- Assigned task -
Each record beneath this line is to be copied exactly.

┏━━

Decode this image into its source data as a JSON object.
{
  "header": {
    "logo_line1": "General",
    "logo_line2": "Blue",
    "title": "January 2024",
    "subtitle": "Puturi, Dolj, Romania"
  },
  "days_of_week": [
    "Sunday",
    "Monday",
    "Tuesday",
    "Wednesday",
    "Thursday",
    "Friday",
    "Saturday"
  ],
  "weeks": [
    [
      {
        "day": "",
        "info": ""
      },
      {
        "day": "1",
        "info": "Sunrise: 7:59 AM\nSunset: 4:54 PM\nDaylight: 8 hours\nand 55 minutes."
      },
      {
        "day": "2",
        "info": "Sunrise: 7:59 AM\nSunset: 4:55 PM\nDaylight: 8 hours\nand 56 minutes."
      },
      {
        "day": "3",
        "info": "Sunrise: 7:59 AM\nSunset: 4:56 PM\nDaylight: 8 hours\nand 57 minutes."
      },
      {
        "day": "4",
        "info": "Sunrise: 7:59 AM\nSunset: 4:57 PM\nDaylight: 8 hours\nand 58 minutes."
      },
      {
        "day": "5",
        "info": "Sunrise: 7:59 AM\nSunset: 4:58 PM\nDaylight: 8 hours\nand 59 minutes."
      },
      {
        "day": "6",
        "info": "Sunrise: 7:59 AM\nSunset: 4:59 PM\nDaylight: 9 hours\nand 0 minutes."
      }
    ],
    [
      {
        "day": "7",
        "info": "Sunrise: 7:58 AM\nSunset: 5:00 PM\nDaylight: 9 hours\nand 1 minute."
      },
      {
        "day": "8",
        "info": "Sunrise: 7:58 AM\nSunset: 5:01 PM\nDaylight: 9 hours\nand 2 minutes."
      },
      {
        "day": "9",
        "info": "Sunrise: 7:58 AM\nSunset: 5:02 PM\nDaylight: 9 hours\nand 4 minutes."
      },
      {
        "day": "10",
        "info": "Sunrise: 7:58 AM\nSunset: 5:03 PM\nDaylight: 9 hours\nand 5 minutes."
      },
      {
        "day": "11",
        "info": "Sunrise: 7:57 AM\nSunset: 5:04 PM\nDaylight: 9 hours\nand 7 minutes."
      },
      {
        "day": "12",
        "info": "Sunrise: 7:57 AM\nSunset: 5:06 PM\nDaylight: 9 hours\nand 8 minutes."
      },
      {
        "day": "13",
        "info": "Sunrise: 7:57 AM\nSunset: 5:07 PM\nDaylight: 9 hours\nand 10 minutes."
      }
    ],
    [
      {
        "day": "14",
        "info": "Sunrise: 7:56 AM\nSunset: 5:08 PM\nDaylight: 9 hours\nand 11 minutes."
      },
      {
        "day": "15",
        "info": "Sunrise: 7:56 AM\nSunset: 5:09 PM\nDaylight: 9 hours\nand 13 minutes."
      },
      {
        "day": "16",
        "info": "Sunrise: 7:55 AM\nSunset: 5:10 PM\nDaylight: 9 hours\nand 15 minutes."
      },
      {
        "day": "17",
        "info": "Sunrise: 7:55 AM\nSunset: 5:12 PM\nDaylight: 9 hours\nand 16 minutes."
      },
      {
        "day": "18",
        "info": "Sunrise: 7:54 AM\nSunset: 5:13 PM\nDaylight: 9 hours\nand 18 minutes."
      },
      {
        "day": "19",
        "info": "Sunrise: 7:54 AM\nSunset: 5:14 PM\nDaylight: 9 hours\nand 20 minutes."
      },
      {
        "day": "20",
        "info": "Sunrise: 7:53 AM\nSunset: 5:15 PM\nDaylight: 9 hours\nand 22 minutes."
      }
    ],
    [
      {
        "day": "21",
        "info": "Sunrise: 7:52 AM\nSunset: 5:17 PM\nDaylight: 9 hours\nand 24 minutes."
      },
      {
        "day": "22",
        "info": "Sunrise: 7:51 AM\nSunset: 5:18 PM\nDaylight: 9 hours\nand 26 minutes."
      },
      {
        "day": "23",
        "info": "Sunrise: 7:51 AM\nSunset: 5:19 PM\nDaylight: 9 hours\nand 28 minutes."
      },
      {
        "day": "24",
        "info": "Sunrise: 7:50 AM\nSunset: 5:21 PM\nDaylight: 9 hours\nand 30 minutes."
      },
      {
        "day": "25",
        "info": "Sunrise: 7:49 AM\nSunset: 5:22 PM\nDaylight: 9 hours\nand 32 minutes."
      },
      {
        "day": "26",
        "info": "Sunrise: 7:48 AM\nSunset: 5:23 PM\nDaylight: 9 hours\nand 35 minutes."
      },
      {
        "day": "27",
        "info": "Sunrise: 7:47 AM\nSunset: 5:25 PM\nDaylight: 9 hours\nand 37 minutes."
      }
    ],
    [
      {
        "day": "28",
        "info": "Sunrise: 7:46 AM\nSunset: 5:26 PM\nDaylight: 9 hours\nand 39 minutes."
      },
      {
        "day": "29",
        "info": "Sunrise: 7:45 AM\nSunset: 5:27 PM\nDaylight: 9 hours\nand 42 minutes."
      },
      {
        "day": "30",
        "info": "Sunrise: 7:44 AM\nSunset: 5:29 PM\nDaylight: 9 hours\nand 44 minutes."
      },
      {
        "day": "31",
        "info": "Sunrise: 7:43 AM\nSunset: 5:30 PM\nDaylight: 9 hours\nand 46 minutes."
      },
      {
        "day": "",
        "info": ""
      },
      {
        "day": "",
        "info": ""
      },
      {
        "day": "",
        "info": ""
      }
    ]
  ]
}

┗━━

- Solution -
Decode this image into its source data as a JSON object.
{
  "header": {
    "logo_line1": "General",
    "logo_line2": "Blue",
    "title": "January 2024",
    "subtitle": "Puturi, Dolj, Romania"
  },
  "days_of_week": [
    "Sunday",
    "Monday",
    "Tuesday",
    "Wednesday",
    "Thursday",
    "Friday",
    "Saturday"
  ],
  "weeks": [
    [
      {
        "day": "",
        "info": ""
      },
      {
        "day": "1",
        "info": "Sunrise: 7:59 AM\nSunset: 4:54 PM\nDaylight: 8 hours\nand 55 minutes."
      },
      {
        "day": "2",
        "info": "Sunrise: 7:59 AM\nSunset: 4:55 PM\nDaylight: 8 hours\nand 56 minutes."
      },
      {
        "day": "3",
        "info": "Sunrise: 7:59 AM\nSunset: 4:56 PM\nDaylight: 8 hours\nand 57 minutes."
      },
      {
        "day": "4",
        "info": "Sunrise: 7:59 AM\nSunset: 4:57 PM\nDaylight: 8 hours\nand 58 minutes."
      },
      {
        "day": "5",
        "info": "Sunrise: 7:59 AM\nSunset: 4:58 PM\nDaylight: 8 hours\nand 59 minutes."
      },
      {
        "day": "6",
        "info": "Sunrise: 7:59 AM\nSunset: 4:59 PM\nDaylight: 9 hours\nand 0 minutes."
      }
    ],
    [
      {
        "day": "7",
        "info": "Sunrise: 7:58 AM\nSunset: 5:00 PM\nDaylight: 9 hours\nand 1 minute."
      },
      {
        "day": "8",
        "info": "Sunrise: 7:58 AM\nSunset: 5:01 PM\nDaylight: 9 hours\nand 2 minutes."
      },
      {
        "day": "9",
        "info": "Sunrise: 7:58 AM\nSunset: 5:02 PM\nDaylight: 9 hours\nand 4 minutes."
      },
      {
        "day": "10",
        "info": "Sunrise: 7:58 AM\nSunset: 5:03 PM\nDaylight: 9 hours\nand 5 minutes."
      },
      {
        "day": "11",
        "info": "Sunrise: 7:57 AM\nSunset: 5:04 PM\nDaylight: 9 hours\nand 7 minutes."
      },
      {
        "day": "12",
        "info": "Sunrise: 7:57 AM\nSunset: 5:06 PM\nDaylight: 9 hours\nand 8 minutes."
      },
      {
        "day": "13",
        "info": "Sunrise: 7:57 AM\nSunset: 5:07 PM\nDaylight: 9 hours\nand 10 minutes."
      }
    ],
    [
      {
        "day": "14",
        "info": "Sunrise: 7:56 AM\nSunset: 5:08 PM\nDaylight: 9 hours\nand 11 minutes."
      },
      {
        "day": "15",
        "info": "Sunrise: 7:56 AM\nSunset: 5:09 PM\nDaylight: 9 hours\nand 13 minutes."
      },
      {
        "day": "16",
        "info": "Sunrise: 7:55 AM\nSunset: 5:10 PM\nDaylight: 9 hours\nand 15 minutes."
      },
      {
        "day": "17",
        "info": "Sunrise: 7:55 AM\nSunset: 5:12 PM\nDaylight: 9 hours\nand 16 minutes."
      },
      {
        "day": "18",
        "info": "Sunrise: 7:54 AM\nSunset: 5:13 PM\nDaylight: 9 hours\nand 18 minutes."
      },
      {
        "day": "19",
        "info": "Sunrise: 7:54 AM\nSunset: 5:14 PM\nDaylight: 9 hours\nand 20 minutes."
      },
      {
        "day": "20",
        "info": "Sunrise: 7:53 AM\nSunset: 5:15 PM\nDaylight: 9 hours\nand 22 minutes."
      }
    ],
    [
      {
        "day": "21",
        "info": "Sunrise: 7:52 AM\nSunset: 5:17 PM\nDaylight: 9 hours\nand 24 minutes."
      },
      {
        "day": "22",
        "info": "Sunrise: 7:51 AM\nSunset: 5:18 PM\nDaylight: 9 hours\nand 26 minutes."
      },
      {
        "day": "23",
        "info": "Sunrise: 7:51 AM\nSunset: 5:19 PM\nDaylight: 9 hours\nand 28 minutes."
      },
      {
        "day": "24",
        "info": "Sunrise: 7:50 AM\nSunset: 5:21 PM\nDaylight: 9 hours\nand 30 minutes."
      },
      {
        "day": "25",
        "info": "Sunrise: 7:49 AM\nSunset: 5:22 PM\nDaylight: 9 hours\nand 32 minutes."
      },
      {
        "day": "26",
        "info": "Sunrise: 7:48 AM\nSunset: 5:23 PM\nDaylight: 9 hours\nand 35 minutes."
      },
      {
        "day": "27",
        "info": "Sunrise: 7:47 AM\nSunset: 5:25 PM\nDaylight: 9 hours\nand 37 minutes."
      }
    ],
    [
      {
        "day": "28",
        "info": "Sunrise: 7:46 AM\nSunset: 5:26 PM\nDaylight: 9 hours\nand 39 minutes."
      },
      {
        "day": "29",
        "info": "Sunrise: 7:45 AM\nSunset: 5:27 PM\nDaylight: 9 hours\nand 42 minutes."
      },
      {
        "day": "30",
        "info": "Sunrise: 7:44 AM\nSunset: 5:29 PM\nDaylight: 9 hours\nand 44 minutes."
      },
      {
        "day": "31",
        "info": "Sunrise: 7:43 AM\nSunset: 5:30 PM\nDaylight: 9 hours\nand 46 minutes."
      },
      {
        "day": "",
        "info": ""
      },
      {
        "day": "",
        "info": ""
      },
      {
        "day": "",
        "info": ""
      }
    ]
  ]
}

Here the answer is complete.